• **YOUR TASK**
Wherever the word "username" occurs in the listing below, copy that whole line.

"""

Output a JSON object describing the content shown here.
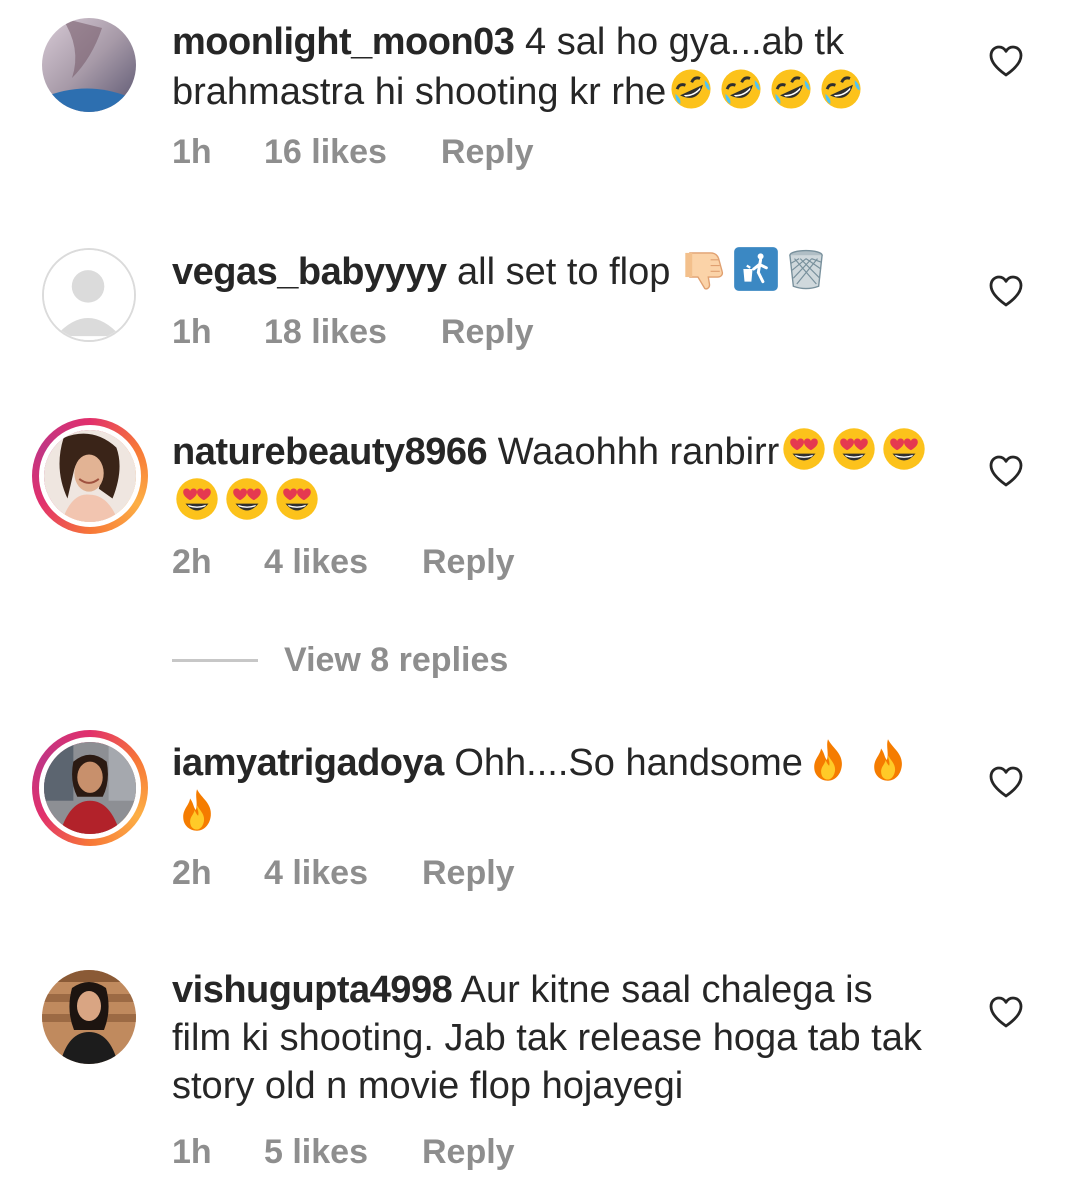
{
  "comments": [
    {
      "username": "moonlight_moon03",
      "text": " 4 sal ho gya...ab tk brahmastra hi shooting kr rhe",
      "emojis": [
        "rofl-emoji",
        "rofl-emoji",
        "rofl-emoji",
        "rofl-emoji"
      ],
      "time": "1h",
      "likes": "16 likes",
      "reply": "Reply"
    },
    {
      "username": "vegas_babyyyy",
      "text": " all set to flop ",
      "emojis": [
        "thumbs-down-emoji",
        "litter-bin-sign-emoji",
        "wastebasket-emoji"
      ],
      "time": "1h",
      "likes": "18 likes",
      "reply": "Reply"
    },
    {
      "username": "naturebeauty8966",
      "text": " Waaohhh ranbirr",
      "emojis": [
        "heart-eyes-emoji",
        "heart-eyes-emoji",
        "heart-eyes-emoji",
        "heart-eyes-emoji",
        "heart-eyes-emoji",
        "heart-eyes-emoji"
      ],
      "time": "2h",
      "likes": "4 likes",
      "reply": "Reply",
      "view_replies": "View 8 replies"
    },
    {
      "username": "iamyatrigadoya",
      "text": " Ohh....So handsome",
      "emojis": [
        "fire-emoji",
        "fire-emoji",
        "fire-emoji"
      ],
      "time": "2h",
      "likes": "4 likes",
      "reply": "Reply"
    },
    {
      "username": "vishugupta4998",
      "text": " Aur kitne saal chalega is film ki shooting. Jab tak release hoga tab tak story old n movie flop hojayegi",
      "emojis": [],
      "time": "1h",
      "likes": "5 likes",
      "reply": "Reply"
    }
  ],
  "colors": {
    "text": "#262626",
    "meta": "#8e8e8e",
    "story_ring_start": "#f77737",
    "story_ring_end": "#e1306c"
  },
  "icons": {
    "like": "heart-outline-icon"
  }
}
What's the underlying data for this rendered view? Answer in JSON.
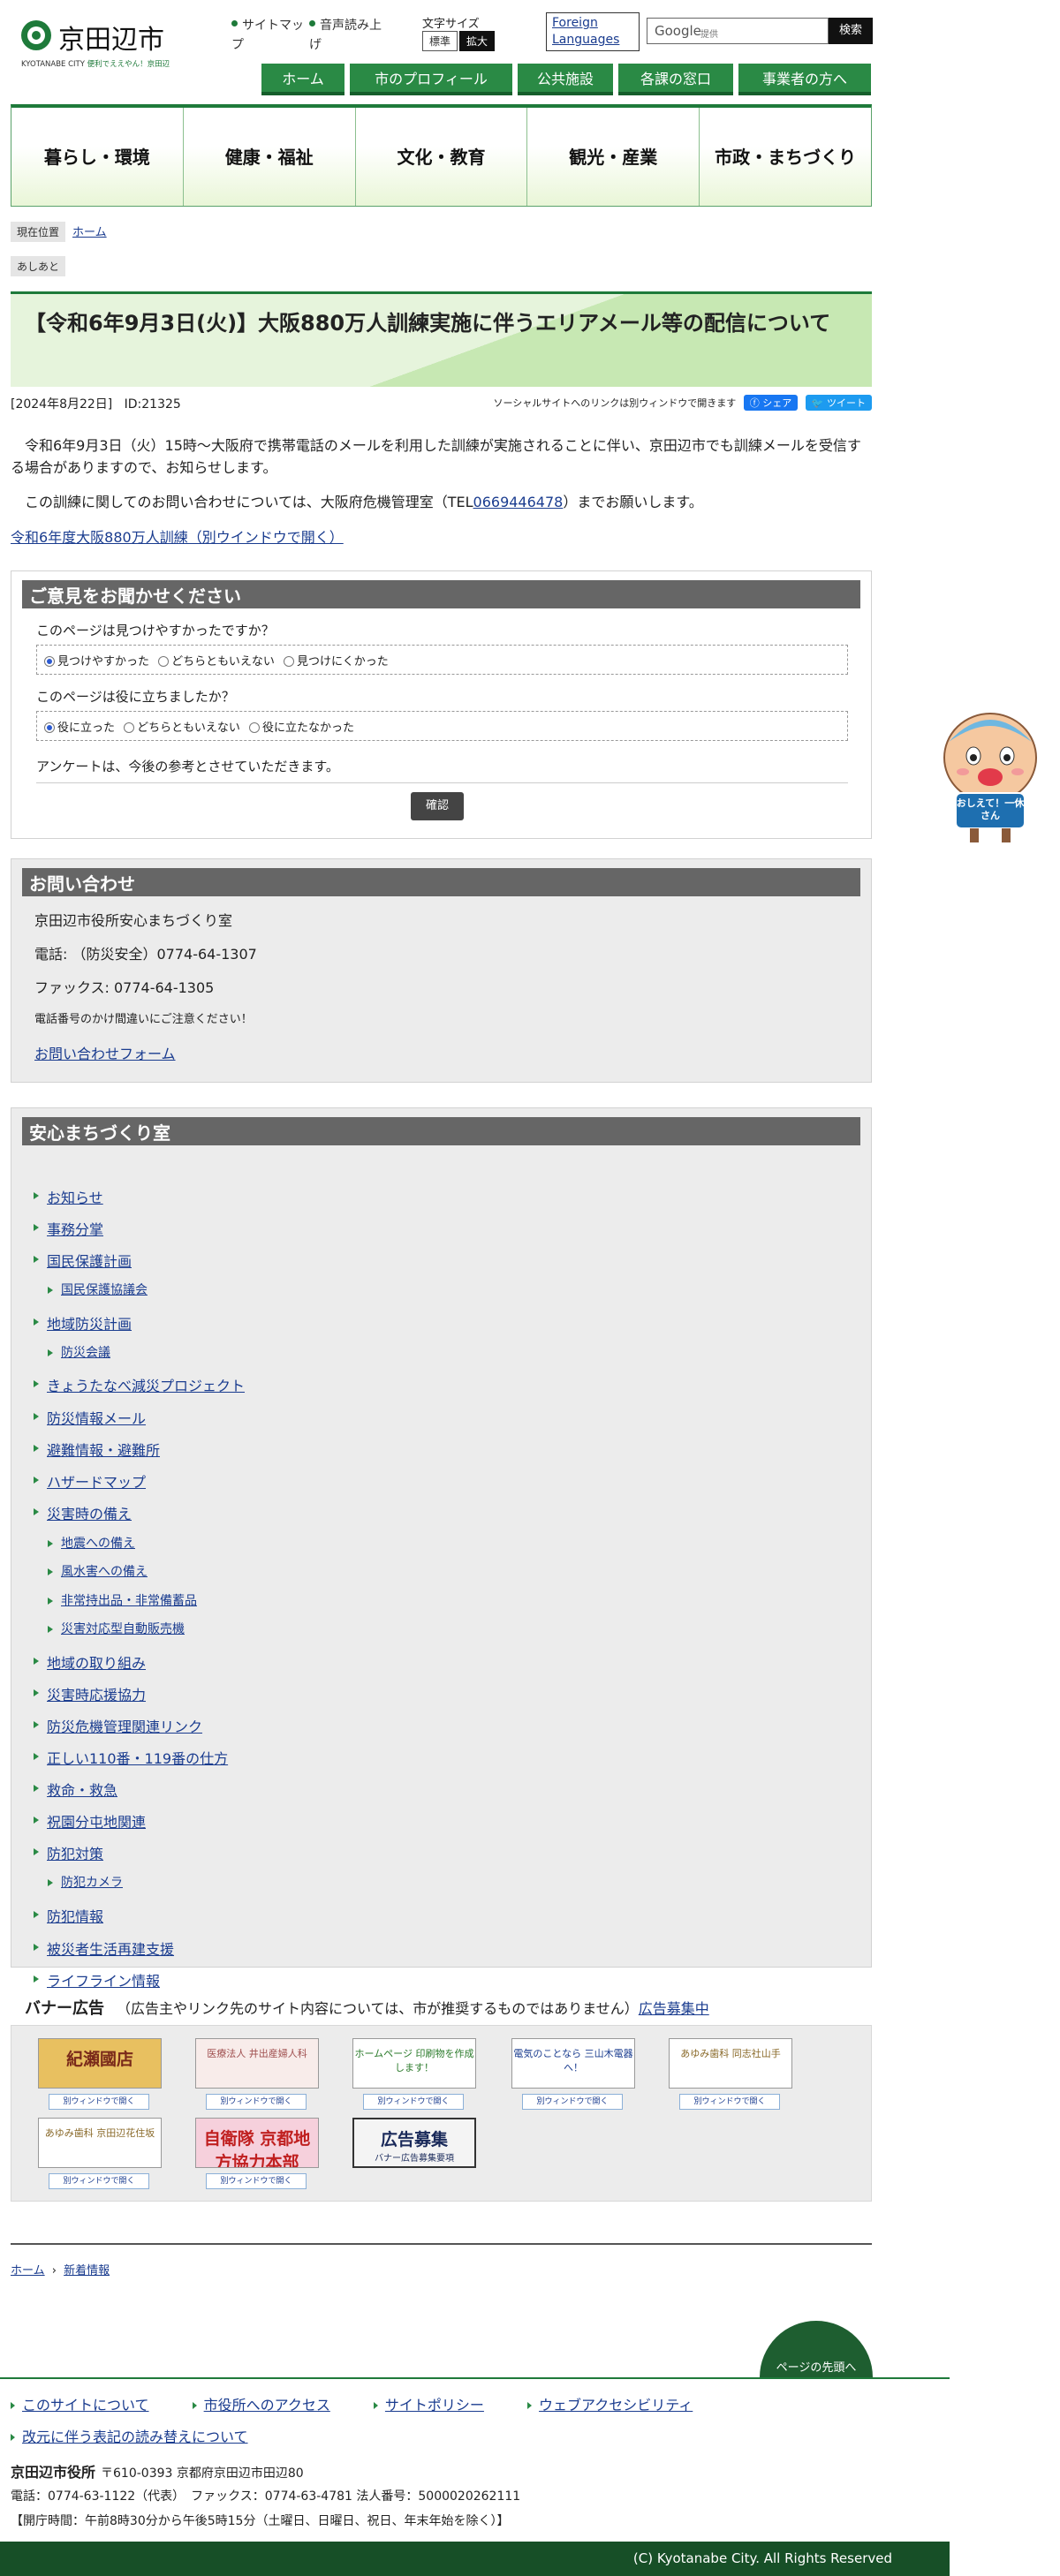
{
  "header": {
    "logo_name": "京田辺市",
    "logo_sub_city": "KYOTANABE CITY",
    "logo_sub_tagline": "便利でええやん！京田辺",
    "sitemap": "サイトマップ",
    "voice": "音声読み上げ",
    "fontsize_label": "文字サイズ",
    "fontsize_std": "標準",
    "fontsize_big": "拡大",
    "foreign": "Foreign Languages",
    "search_brand": "Google",
    "search_provided": "提供",
    "search_button": "検索",
    "subnav": [
      "ホーム",
      "市のプロフィール",
      "公共施設",
      "各課の窓口",
      "事業者の方へ"
    ]
  },
  "gnav": [
    "暮らし・環境",
    "健康・福祉",
    "文化・教育",
    "観光・産業",
    "市政・まちづくり"
  ],
  "breadcrumb": {
    "current_label": "現在位置",
    "home": "ホーム",
    "footprint_label": "あしあと"
  },
  "article": {
    "title": "【令和6年9月3日(火)】大阪880万人訓練実施に伴うエリアメール等の配信について",
    "date": "[2024年8月22日]",
    "id": "ID:21325",
    "social_note": "ソーシャルサイトへのリンクは別ウィンドウで開きます",
    "share": "シェア",
    "tweet": "ツイート",
    "para1": "令和6年9月3日（火）15時～大阪府で携帯電話のメールを利用した訓練が実施されることに伴い、京田辺市でも訓練メールを受信する場合がありますので、お知らせします。",
    "para2_before": "この訓練に関してのお問い合わせについては、大阪府危機管理室（TEL",
    "para2_tel": "0669446478",
    "para2_after": "）までお願いします。",
    "link": "令和6年度大阪880万人訓練（別ウインドウで開く）"
  },
  "survey": {
    "title": "ご意見をお聞かせください",
    "q1": "このページは見つけやすかったですか？",
    "q1_options": [
      "見つけやすかった",
      "どちらともいえない",
      "見つけにくかった"
    ],
    "q2": "このページは役に立ちましたか？",
    "q2_options": [
      "役に立った",
      "どちらともいえない",
      "役に立たなかった"
    ],
    "note": "アンケートは、今後の参考とさせていただきます。",
    "confirm": "確認"
  },
  "contact": {
    "title": "お問い合わせ",
    "dept": "京田辺市役所安心まちづくり室",
    "tel": "電話: （防災安全）0774-64-1307",
    "fax": "ファックス: 0774-64-1305",
    "warning": "電話番号のかけ間違いにご注意ください！",
    "form": "お問い合わせフォーム"
  },
  "section_menu": {
    "title": "安心まちづくり室",
    "items": [
      {
        "label": "お知らせ",
        "sub": false
      },
      {
        "label": "事務分掌",
        "sub": false
      },
      {
        "label": "国民保護計画",
        "sub": false
      },
      {
        "label": "国民保護協議会",
        "sub": true
      },
      {
        "label": "地域防災計画",
        "sub": false
      },
      {
        "label": "防災会議",
        "sub": true
      },
      {
        "label": "きょうたなべ減災プロジェクト",
        "sub": false
      },
      {
        "label": "防災情報メール",
        "sub": false
      },
      {
        "label": "避難情報・避難所",
        "sub": false
      },
      {
        "label": "ハザードマップ",
        "sub": false
      },
      {
        "label": "災害時の備え",
        "sub": false
      },
      {
        "label": "地震への備え",
        "sub": true
      },
      {
        "label": "風水害への備え",
        "sub": true
      },
      {
        "label": "非常持出品・非常備蓄品",
        "sub": true
      },
      {
        "label": "災害対応型自動販売機",
        "sub": true
      },
      {
        "label": "地域の取り組み",
        "sub": false
      },
      {
        "label": "災害時応援協力",
        "sub": false
      },
      {
        "label": "防災危機管理関連リンク",
        "sub": false
      },
      {
        "label": "正しい110番・119番の仕方",
        "sub": false
      },
      {
        "label": "救命・救急",
        "sub": false
      },
      {
        "label": "祝園分屯地関連",
        "sub": false
      },
      {
        "label": "防犯対策",
        "sub": false
      },
      {
        "label": "防犯カメラ",
        "sub": true
      },
      {
        "label": "防犯情報",
        "sub": false
      },
      {
        "label": "被災者生活再建支援",
        "sub": false
      },
      {
        "label": "ライフライン情報",
        "sub": false
      }
    ]
  },
  "banners": {
    "title": "バナー広告",
    "note": "（広告主やリンク先のサイト内容については、市が推奨するものではありません）",
    "recruit": "広告募集中",
    "new_window": "別ウィンドウで開く",
    "items": [
      {
        "text": "紀瀬國店",
        "color": "#7a2a1a",
        "bg": "#e8c060"
      },
      {
        "text": "医療法人 井出産婦人科",
        "color": "#a05050",
        "bg": "#f8ecea"
      },
      {
        "text": "ホームページ 印刷物を作成します！",
        "color": "#2a7a2a",
        "bg": "#ffffff"
      },
      {
        "text": "電気のことなら 三山木電器へ！",
        "color": "#1a3c8f",
        "bg": "#ffffff"
      },
      {
        "text": "あゆみ歯科 同志社山手",
        "color": "#8a6a2a",
        "bg": "#ffffff"
      },
      {
        "text": "あゆみ歯科 京田辺花住坂",
        "color": "#8a6a2a",
        "bg": "#ffffff"
      },
      {
        "text": "自衛隊 京都地方協力本部",
        "color": "#c02020",
        "bg": "#f6d0dc"
      },
      {
        "text": "広告募集",
        "color": "#1a2a5a",
        "bg": "#f4f4f4"
      }
    ],
    "recruit_sub": "バナー広告募集要項"
  },
  "bottom_crumb": {
    "home": "ホーム",
    "news": "新着情報"
  },
  "footer": {
    "pagetop": "ページの先頭へ",
    "links": [
      "このサイトについて",
      "市役所へのアクセス",
      "サイトポリシー",
      "ウェブアクセシビリティ"
    ],
    "link2": "改元に伴う表記の読み替えについて",
    "org": "京田辺市役所",
    "address": "〒610-0393 京都府京田辺市田辺80",
    "phone": "電話：0774-63-1122（代表）　ファックス：0774-63-4781 法人番号：5000020262111",
    "hours": "【開庁時間：午前8時30分から午後5時15分（土曜日、日曜日、祝日、年末年始を除く）】",
    "copyright": "(C) Kyotanabe City. All Rights Reserved"
  },
  "mascot": {
    "text": "おしえて！一休さん"
  },
  "colors": {
    "brand_green": "#1e7a3a",
    "header_gray": "#666666",
    "link": "#1a3c8f"
  }
}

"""

• **ANSWER SPACE**
      "username": "moonlight_moon03",
      "username": "vegas_babyyyy",
      "username": "naturebeauty8966",
      "username": "iamyatrigadoya",
      "username": "vishugupta4998",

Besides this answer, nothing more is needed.